Your instructions
Work through the data below and give the number of lines holding "label", nothing more.

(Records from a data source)
——————————

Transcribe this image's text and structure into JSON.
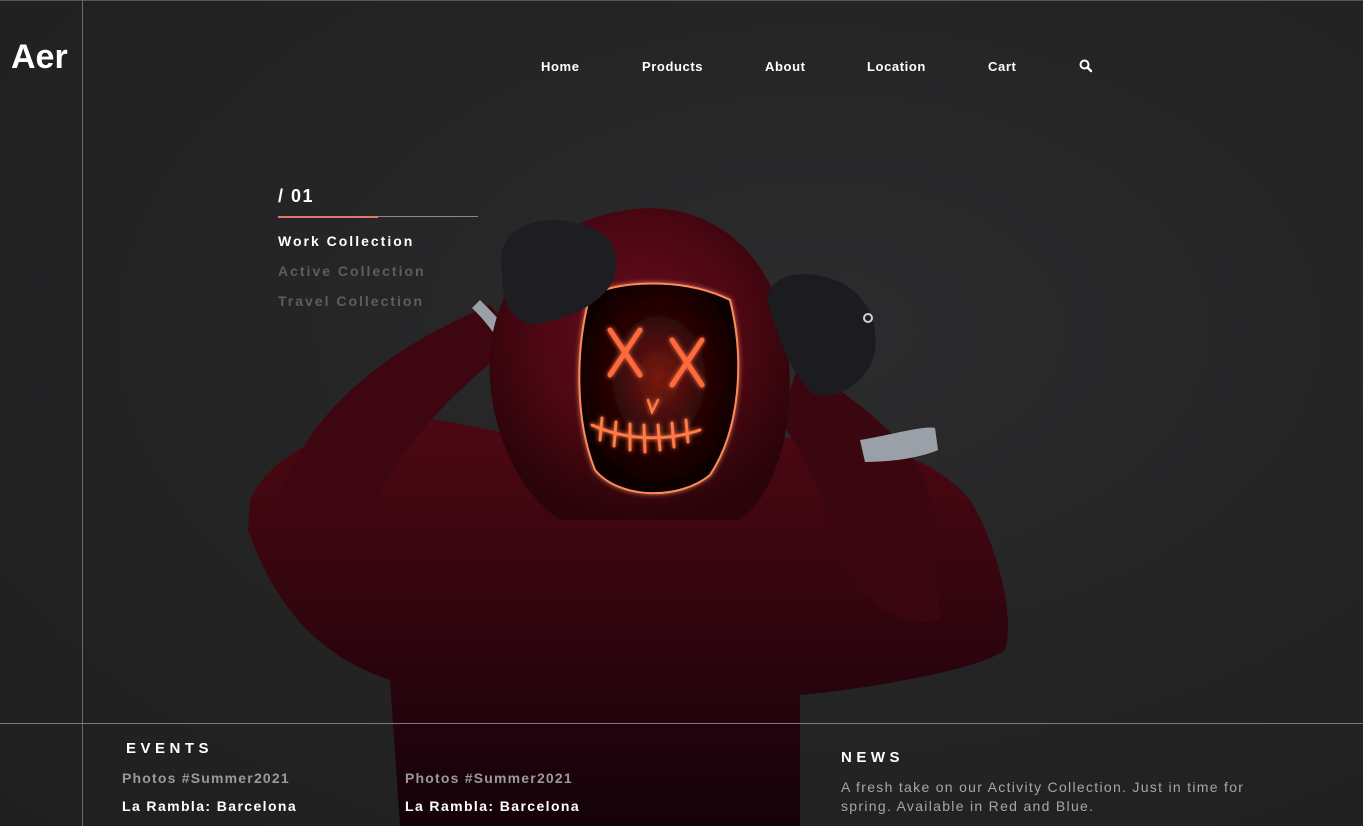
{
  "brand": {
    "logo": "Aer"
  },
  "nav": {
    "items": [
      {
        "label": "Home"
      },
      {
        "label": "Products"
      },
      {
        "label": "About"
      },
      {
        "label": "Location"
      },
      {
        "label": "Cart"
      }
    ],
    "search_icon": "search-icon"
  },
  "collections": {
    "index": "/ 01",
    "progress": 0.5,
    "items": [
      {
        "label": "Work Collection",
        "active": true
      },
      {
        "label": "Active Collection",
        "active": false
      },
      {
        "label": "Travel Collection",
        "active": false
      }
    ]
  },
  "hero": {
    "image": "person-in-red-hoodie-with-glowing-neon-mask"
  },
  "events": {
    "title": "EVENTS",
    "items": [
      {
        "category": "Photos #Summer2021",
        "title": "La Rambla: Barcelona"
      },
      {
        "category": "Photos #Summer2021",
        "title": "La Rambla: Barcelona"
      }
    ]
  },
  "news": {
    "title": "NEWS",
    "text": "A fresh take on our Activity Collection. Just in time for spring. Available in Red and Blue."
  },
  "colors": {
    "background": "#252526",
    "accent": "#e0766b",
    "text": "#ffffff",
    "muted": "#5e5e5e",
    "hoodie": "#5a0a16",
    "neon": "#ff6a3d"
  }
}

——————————

Answer
8